§ **TASK DETAILS**
Using the string "Andover" as the key, pull each matching line out of the records below.

#### SUPPLIED RECORDS

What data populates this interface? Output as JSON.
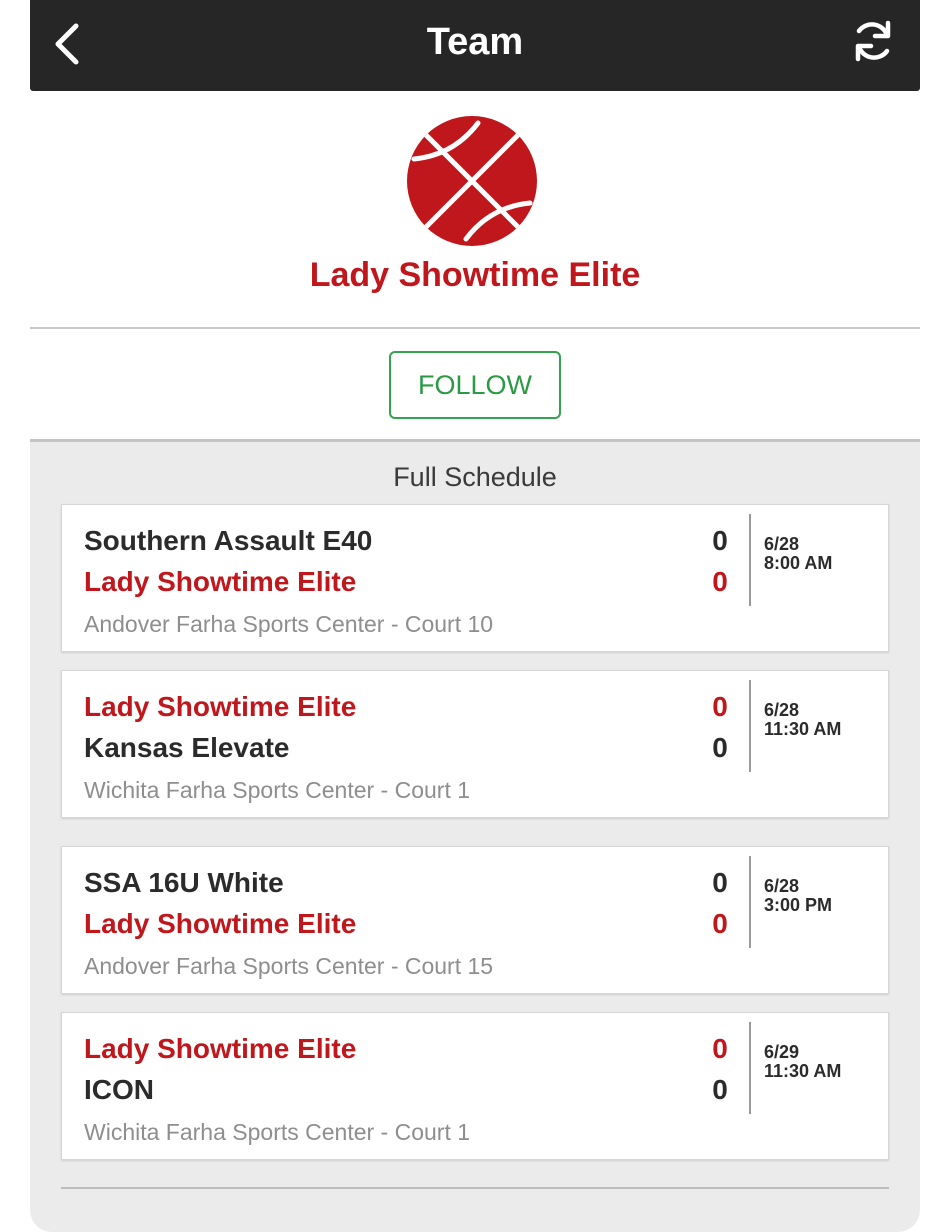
{
  "header": {
    "title": "Team",
    "back_icon": "chevron-left-icon",
    "refresh_icon": "refresh-icon"
  },
  "team": {
    "name": "Lady Showtime Elite",
    "logo_icon": "basketball-icon",
    "logo_color": "#c0171c"
  },
  "follow": {
    "label": "FOLLOW",
    "color": "#2a9a44"
  },
  "schedule": {
    "title": "Full Schedule",
    "games": [
      {
        "team1": "Southern Assault E40",
        "score1": "0",
        "team2": "Lady Showtime Elite",
        "score2": "0",
        "date": "6/28",
        "time": "8:00 AM",
        "venue": "Andover Farha Sports Center - Court 10"
      },
      {
        "team1": "Lady Showtime Elite",
        "score1": "0",
        "team2": "Kansas Elevate",
        "score2": "0",
        "date": "6/28",
        "time": "11:30 AM",
        "venue": "Wichita Farha Sports Center - Court 1"
      },
      {
        "team1": "SSA 16U White",
        "score1": "0",
        "team2": "Lady Showtime Elite",
        "score2": "0",
        "date": "6/28",
        "time": "3:00 PM",
        "venue": "Andover Farha Sports Center - Court 15"
      },
      {
        "team1": "Lady Showtime Elite",
        "score1": "0",
        "team2": "ICON",
        "score2": "0",
        "date": "6/29",
        "time": "11:30 AM",
        "venue": "Wichita Farha Sports Center - Court 1"
      }
    ]
  }
}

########

§ **EXERCISE OUTPUT**
        "venue": "Andover Farha Sports Center - Court 10"
        "venue": "Andover Farha Sports Center - Court 15"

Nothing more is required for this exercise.